■ **WHAT THE TASK ASKS**:
Write out every entry in full. Leave nothing out.

■ **Web page and app entries**:
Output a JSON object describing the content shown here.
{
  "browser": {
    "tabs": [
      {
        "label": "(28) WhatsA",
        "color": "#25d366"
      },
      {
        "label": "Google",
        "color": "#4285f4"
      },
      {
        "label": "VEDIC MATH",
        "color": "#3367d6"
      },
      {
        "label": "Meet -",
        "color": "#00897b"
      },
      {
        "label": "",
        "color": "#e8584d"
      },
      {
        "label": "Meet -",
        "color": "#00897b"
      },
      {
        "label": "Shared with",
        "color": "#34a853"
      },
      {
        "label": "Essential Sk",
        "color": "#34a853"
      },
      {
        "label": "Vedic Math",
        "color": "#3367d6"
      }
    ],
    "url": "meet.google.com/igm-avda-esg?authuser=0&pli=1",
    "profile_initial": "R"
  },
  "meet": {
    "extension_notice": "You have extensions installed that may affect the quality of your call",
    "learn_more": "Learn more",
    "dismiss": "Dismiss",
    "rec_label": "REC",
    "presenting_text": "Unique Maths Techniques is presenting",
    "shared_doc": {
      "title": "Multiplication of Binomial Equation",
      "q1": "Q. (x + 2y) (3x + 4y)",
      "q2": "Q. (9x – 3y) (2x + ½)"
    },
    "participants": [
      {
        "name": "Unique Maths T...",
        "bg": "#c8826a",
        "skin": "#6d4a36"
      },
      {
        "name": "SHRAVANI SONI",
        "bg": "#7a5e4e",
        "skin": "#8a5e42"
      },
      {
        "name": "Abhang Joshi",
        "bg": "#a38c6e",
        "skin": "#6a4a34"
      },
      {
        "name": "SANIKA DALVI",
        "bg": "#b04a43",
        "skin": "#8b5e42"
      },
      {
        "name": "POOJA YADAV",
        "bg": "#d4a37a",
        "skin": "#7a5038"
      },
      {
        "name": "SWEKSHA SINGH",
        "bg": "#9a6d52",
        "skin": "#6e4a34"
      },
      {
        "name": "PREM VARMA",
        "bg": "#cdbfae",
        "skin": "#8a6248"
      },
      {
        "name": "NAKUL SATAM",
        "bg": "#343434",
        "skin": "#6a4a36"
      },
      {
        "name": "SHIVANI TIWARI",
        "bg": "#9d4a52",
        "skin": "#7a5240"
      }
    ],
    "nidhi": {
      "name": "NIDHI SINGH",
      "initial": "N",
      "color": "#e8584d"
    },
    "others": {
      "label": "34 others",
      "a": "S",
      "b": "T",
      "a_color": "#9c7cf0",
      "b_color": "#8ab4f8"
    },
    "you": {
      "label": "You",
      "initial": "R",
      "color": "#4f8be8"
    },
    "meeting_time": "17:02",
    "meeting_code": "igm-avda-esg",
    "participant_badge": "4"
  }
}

■ **SOLUTION TO THIS EXERCISE**:
Output a JSON object describing the content shown here.
{
  "browser": {
    "tabs": [
      {
        "label": "(28) WhatsA",
        "color": "#25d366"
      },
      {
        "label": "Google",
        "color": "#4285f4"
      },
      {
        "label": "VEDIC MATH",
        "color": "#3367d6"
      },
      {
        "label": "Meet -",
        "color": "#00897b"
      },
      {
        "label": "",
        "color": "#e8584d"
      },
      {
        "label": "Meet -",
        "color": "#00897b"
      },
      {
        "label": "Shared with",
        "color": "#34a853"
      },
      {
        "label": "Essential Sk",
        "color": "#34a853"
      },
      {
        "label": "Vedic Math",
        "color": "#3367d6"
      }
    ],
    "url": "meet.google.com/igm-avda-esg?authuser=0&pli=1",
    "profile_initial": "R"
  },
  "meet": {
    "extension_notice": "You have extensions installed that may affect the quality of your call",
    "learn_more": "Learn more",
    "dismiss": "Dismiss",
    "rec_label": "REC",
    "presenting_text": "Unique Maths Techniques is presenting",
    "shared_doc": {
      "title": "Multiplication of Binomial Equation",
      "q1": "Q. (x + 2y) (3x + 4y)",
      "q2": "Q. (9x – 3y) (2x + ½)"
    },
    "participants": [
      {
        "name": "Unique Maths T...",
        "bg": "#c8826a",
        "skin": "#6d4a36"
      },
      {
        "name": "SHRAVANI SONI",
        "bg": "#7a5e4e",
        "skin": "#8a5e42"
      },
      {
        "name": "Abhang Joshi",
        "bg": "#a38c6e",
        "skin": "#6a4a34"
      },
      {
        "name": "SANIKA DALVI",
        "bg": "#b04a43",
        "skin": "#8b5e42"
      },
      {
        "name": "POOJA YADAV",
        "bg": "#d4a37a",
        "skin": "#7a5038"
      },
      {
        "name": "SWEKSHA SINGH",
        "bg": "#9a6d52",
        "skin": "#6e4a34"
      },
      {
        "name": "PREM VARMA",
        "bg": "#cdbfae",
        "skin": "#8a6248"
      },
      {
        "name": "NAKUL SATAM",
        "bg": "#343434",
        "skin": "#6a4a36"
      },
      {
        "name": "SHIVANI TIWARI",
        "bg": "#9d4a52",
        "skin": "#7a5240"
      }
    ],
    "nidhi": {
      "name": "NIDHI SINGH",
      "initial": "N",
      "color": "#e8584d"
    },
    "others": {
      "label": "34 others",
      "a": "S",
      "b": "T",
      "a_color": "#9c7cf0",
      "b_color": "#8ab4f8"
    },
    "you": {
      "label": "You",
      "initial": "R",
      "color": "#4f8be8"
    },
    "meeting_time": "17:02",
    "meeting_code": "igm-avda-esg",
    "participant_badge": "4"
  }
}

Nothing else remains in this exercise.